◆ Brief
The answer should consist of each line from the data below that includes "Bulk".

◆ Data records
Content starts

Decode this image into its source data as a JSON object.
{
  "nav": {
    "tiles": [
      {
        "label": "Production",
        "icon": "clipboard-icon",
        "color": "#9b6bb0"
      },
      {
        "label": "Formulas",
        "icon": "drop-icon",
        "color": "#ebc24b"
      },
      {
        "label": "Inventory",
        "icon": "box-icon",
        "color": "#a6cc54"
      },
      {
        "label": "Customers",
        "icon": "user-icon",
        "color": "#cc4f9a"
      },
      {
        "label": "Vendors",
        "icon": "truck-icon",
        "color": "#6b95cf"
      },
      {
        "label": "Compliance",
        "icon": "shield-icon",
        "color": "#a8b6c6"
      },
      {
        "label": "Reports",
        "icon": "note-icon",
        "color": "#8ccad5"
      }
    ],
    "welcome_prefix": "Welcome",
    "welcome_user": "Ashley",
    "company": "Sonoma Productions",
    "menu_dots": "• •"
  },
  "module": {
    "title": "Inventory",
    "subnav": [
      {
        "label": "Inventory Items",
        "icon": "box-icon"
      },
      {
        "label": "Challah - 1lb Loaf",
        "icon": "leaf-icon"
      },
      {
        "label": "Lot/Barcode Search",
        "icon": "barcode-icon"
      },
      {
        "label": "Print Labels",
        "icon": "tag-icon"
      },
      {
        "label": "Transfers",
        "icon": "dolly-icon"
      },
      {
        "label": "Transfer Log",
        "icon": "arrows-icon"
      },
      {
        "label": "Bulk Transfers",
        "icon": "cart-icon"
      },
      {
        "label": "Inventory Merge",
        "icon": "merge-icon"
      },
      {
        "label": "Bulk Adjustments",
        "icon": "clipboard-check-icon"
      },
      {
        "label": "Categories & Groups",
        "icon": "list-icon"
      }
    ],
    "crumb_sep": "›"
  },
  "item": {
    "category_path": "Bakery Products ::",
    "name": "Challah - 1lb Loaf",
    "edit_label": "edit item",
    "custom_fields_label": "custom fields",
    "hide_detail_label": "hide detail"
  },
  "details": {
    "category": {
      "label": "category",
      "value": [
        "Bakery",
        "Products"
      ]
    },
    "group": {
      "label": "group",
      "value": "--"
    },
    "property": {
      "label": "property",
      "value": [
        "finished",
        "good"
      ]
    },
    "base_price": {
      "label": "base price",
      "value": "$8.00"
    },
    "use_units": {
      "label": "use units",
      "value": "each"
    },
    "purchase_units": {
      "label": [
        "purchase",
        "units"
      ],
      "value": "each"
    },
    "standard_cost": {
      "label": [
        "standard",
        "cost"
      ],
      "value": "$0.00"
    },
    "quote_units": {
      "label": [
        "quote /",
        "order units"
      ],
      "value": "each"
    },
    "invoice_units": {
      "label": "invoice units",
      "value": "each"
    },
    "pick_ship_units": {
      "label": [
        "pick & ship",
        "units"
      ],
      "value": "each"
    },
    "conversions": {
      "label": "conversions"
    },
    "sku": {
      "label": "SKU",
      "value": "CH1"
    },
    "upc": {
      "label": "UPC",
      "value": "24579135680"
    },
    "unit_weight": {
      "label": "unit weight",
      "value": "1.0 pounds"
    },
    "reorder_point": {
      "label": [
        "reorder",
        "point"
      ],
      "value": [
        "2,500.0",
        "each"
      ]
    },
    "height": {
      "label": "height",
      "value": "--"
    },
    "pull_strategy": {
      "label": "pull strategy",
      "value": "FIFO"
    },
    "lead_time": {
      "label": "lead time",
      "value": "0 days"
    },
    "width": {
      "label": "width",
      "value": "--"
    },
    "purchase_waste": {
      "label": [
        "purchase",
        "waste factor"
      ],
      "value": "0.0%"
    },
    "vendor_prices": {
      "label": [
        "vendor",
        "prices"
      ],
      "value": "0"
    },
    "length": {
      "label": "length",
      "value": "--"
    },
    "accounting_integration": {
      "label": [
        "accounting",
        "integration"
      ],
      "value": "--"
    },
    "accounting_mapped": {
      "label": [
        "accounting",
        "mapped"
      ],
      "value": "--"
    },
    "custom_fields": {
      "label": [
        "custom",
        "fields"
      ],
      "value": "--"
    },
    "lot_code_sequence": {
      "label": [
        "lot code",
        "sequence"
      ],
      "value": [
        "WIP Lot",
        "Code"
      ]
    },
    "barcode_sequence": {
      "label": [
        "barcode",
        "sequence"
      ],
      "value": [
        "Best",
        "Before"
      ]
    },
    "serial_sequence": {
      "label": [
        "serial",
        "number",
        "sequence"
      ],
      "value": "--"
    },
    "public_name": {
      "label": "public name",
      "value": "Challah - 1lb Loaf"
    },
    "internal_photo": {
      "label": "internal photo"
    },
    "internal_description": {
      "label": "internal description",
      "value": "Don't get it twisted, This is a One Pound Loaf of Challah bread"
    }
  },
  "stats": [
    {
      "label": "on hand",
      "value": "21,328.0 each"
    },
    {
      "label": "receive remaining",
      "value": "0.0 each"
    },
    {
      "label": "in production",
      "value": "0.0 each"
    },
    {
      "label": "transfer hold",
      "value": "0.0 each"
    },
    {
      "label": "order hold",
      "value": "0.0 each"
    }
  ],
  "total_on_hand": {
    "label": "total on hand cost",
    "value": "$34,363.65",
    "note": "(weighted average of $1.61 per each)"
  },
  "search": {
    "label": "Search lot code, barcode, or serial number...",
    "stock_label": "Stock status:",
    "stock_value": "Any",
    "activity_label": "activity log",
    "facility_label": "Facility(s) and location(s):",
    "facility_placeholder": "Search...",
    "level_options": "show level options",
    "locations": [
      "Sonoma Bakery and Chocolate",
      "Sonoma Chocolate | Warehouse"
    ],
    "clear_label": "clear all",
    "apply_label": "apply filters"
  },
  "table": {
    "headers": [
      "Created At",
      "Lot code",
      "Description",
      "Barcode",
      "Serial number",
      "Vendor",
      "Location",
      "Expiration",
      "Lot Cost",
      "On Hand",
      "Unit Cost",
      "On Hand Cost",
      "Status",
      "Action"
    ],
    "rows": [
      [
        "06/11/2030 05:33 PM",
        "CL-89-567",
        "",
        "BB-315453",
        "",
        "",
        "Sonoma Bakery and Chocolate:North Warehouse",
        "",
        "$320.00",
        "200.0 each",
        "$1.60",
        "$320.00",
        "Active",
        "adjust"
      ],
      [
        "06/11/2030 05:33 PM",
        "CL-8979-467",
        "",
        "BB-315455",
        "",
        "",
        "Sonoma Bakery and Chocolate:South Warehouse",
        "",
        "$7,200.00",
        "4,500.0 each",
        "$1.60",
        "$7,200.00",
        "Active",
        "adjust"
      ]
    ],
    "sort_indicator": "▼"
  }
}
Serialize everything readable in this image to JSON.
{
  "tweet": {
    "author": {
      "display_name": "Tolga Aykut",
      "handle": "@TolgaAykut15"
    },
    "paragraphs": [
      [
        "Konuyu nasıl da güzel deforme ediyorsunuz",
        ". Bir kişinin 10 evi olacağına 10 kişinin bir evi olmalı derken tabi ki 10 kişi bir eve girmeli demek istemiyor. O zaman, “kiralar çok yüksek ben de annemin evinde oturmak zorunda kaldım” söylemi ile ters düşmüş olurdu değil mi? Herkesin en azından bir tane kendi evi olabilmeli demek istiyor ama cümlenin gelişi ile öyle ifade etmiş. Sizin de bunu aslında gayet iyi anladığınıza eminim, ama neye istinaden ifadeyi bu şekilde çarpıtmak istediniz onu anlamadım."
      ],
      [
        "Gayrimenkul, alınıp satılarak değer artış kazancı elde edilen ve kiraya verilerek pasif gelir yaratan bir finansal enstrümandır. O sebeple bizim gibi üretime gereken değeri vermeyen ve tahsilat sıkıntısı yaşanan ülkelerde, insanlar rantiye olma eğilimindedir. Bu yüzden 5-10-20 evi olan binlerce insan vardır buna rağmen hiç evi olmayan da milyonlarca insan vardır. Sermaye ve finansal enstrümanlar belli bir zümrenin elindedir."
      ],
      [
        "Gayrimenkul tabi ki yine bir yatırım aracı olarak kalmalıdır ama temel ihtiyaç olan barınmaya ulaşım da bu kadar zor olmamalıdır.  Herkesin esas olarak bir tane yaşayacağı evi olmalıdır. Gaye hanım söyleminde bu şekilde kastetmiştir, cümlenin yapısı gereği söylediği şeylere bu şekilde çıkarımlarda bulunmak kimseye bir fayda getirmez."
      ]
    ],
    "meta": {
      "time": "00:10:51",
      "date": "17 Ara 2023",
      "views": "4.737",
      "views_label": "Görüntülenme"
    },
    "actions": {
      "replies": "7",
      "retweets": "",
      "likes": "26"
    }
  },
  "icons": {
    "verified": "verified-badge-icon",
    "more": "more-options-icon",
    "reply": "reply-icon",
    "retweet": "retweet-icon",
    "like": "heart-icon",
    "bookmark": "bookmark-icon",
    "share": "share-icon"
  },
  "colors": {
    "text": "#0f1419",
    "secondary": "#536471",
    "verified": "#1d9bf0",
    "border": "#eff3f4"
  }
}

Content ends

◆ Answer to the exercise
        "label": "Bulk Transfers",
        "label": "Bulk Adjustments",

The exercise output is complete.